, as evidenced by their recent Elementary Dialogues
, (Ayler, 2009).
While Maoz and Marsella charge with a sweeping onslaught on tracks such "Tsi," "Messenger," and 'Skies"suggesting an original and even competing vision to the post-modernist one of Zorn, almost in the same manner that Koby Israelite
, another Tzadik's mainstay, doesBlumenkranz and Lion anchor them in a trite rhythmic formula that obscures Moaz's clever compositional ideas and the guitarist's telepathic affinity with Marsella. Tracks that flirt with soul-jazz and funkier forms such as "Slight Sun" or the Ennio Morricone-western themed "Eagle" and "Shell," or the ironic "King," dim Maoz's imaginative solo bursts and almost lose their infectious effect due to the bland drumming. No wonder that the most impressive composition here is the duet, "Down," featuring Maoz and Marsella, where Maoz explores his poetic guitar playing.
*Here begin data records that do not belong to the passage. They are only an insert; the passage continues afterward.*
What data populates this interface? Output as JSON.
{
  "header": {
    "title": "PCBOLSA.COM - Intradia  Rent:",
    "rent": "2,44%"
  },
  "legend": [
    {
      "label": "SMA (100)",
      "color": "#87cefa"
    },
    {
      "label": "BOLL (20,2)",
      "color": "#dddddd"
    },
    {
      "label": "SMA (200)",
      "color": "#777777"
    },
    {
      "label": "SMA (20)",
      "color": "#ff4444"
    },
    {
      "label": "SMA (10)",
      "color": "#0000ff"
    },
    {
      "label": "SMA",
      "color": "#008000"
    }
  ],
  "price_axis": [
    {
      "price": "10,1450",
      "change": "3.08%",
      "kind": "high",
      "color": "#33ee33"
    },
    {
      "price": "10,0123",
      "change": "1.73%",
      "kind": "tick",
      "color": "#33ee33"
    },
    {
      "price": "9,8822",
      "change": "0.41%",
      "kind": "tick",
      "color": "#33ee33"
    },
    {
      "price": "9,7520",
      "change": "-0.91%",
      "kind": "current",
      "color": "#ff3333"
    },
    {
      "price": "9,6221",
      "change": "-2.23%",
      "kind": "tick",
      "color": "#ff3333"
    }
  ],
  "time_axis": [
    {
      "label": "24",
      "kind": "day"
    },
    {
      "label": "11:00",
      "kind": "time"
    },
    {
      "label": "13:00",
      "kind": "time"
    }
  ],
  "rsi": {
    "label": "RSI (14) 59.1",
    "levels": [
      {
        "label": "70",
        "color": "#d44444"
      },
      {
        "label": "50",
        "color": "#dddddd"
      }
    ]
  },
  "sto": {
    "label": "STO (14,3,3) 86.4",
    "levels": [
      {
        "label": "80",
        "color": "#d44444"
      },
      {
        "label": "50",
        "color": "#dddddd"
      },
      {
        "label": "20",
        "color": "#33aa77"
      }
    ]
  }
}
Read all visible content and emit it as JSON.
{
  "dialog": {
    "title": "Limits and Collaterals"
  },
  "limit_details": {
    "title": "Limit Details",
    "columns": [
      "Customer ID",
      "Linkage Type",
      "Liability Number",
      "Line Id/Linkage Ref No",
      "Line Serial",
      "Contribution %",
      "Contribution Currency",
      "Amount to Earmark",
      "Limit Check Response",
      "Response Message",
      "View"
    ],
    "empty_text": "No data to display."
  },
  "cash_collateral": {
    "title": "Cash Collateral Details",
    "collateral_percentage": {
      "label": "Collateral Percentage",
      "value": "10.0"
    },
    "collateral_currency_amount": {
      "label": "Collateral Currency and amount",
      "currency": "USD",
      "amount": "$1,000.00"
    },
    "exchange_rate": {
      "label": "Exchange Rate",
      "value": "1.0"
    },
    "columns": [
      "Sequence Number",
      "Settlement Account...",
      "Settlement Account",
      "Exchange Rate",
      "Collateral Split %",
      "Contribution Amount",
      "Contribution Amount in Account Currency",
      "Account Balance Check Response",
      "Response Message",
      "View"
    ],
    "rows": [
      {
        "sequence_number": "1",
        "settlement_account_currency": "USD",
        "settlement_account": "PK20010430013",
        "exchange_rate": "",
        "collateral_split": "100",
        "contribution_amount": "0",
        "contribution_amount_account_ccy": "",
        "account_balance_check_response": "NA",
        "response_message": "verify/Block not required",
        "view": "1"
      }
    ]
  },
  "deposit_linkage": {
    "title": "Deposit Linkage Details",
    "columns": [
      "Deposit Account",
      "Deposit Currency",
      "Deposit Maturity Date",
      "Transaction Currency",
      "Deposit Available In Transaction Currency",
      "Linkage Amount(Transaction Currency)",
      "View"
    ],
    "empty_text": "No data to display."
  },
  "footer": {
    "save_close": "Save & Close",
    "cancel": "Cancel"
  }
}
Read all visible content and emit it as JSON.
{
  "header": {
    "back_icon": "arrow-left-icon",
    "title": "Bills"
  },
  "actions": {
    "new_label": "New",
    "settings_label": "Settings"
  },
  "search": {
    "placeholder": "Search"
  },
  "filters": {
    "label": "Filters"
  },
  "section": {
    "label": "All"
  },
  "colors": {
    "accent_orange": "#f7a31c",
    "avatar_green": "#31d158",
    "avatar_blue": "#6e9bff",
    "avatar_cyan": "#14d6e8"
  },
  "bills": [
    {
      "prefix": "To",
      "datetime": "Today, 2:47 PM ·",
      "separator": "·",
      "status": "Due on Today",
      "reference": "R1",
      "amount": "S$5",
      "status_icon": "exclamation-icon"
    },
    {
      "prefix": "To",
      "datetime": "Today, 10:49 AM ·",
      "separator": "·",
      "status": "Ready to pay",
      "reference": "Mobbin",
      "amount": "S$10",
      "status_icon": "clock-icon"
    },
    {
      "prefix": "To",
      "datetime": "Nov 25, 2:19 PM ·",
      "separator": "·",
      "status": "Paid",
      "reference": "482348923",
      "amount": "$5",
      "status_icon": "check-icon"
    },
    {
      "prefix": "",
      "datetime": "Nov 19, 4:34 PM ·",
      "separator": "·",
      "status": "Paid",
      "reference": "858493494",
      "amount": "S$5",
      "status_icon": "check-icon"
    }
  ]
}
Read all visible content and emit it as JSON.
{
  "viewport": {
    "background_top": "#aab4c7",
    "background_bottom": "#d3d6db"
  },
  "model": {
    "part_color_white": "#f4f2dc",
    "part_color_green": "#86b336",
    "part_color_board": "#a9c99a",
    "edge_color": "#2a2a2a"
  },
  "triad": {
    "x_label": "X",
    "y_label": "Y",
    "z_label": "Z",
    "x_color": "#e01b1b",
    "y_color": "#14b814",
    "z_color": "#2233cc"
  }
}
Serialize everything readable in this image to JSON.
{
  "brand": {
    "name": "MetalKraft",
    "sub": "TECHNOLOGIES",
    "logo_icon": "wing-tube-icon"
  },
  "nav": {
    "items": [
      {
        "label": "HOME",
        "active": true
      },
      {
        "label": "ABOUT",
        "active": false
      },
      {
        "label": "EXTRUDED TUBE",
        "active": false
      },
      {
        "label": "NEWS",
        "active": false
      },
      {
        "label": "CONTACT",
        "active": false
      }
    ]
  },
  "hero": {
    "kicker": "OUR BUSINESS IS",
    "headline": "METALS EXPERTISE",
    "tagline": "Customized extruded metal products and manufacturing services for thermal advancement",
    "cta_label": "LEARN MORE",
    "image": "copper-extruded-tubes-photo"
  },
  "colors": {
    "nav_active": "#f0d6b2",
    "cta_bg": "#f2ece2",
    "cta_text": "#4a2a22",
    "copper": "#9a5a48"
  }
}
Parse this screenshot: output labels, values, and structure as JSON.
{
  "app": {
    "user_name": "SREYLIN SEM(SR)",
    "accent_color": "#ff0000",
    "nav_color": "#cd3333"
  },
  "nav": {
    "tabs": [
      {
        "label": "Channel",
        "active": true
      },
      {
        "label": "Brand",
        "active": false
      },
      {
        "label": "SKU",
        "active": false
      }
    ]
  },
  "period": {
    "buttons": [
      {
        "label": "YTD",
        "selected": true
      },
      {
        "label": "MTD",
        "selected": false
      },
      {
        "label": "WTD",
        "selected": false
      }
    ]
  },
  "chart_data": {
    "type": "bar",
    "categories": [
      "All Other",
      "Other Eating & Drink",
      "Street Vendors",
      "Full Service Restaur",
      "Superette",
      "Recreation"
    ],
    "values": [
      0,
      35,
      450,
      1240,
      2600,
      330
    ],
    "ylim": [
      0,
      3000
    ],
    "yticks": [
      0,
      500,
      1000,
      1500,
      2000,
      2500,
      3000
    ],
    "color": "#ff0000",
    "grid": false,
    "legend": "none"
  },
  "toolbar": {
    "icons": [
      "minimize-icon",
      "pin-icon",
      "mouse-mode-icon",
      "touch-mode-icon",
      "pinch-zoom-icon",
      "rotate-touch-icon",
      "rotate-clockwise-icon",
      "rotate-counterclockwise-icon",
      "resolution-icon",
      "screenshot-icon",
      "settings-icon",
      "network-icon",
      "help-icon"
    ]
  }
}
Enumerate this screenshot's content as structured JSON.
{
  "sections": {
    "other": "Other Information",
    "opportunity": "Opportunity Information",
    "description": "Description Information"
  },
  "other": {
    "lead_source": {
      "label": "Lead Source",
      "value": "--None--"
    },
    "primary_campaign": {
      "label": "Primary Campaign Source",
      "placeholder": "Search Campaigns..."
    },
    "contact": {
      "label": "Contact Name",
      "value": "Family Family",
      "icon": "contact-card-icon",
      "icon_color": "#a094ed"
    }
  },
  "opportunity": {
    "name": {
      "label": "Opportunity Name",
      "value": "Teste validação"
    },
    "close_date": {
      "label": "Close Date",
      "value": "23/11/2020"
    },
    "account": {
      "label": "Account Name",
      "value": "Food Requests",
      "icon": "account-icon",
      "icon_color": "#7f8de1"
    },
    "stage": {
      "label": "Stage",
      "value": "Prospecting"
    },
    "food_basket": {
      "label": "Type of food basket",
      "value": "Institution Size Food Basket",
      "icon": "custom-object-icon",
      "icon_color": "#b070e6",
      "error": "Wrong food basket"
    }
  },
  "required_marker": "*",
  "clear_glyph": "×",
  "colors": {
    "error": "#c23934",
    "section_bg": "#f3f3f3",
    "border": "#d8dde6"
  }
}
According to the liner notes, Hope and Destruction, was conceived as a mythically shaped apocalyptic tale pierced with bursts of sunlight. The skills of Maoz are not in doubt, even on such an unsatisfactory project, and hopefully his next project will offer a more cohesive insight into this gifted guitarist and composer.
Personnel: Eyal Maoz: guitar; Brian Marsella: keyboards; Shanir Ezra Blumenkranz: bass: Yuval Lion: drums.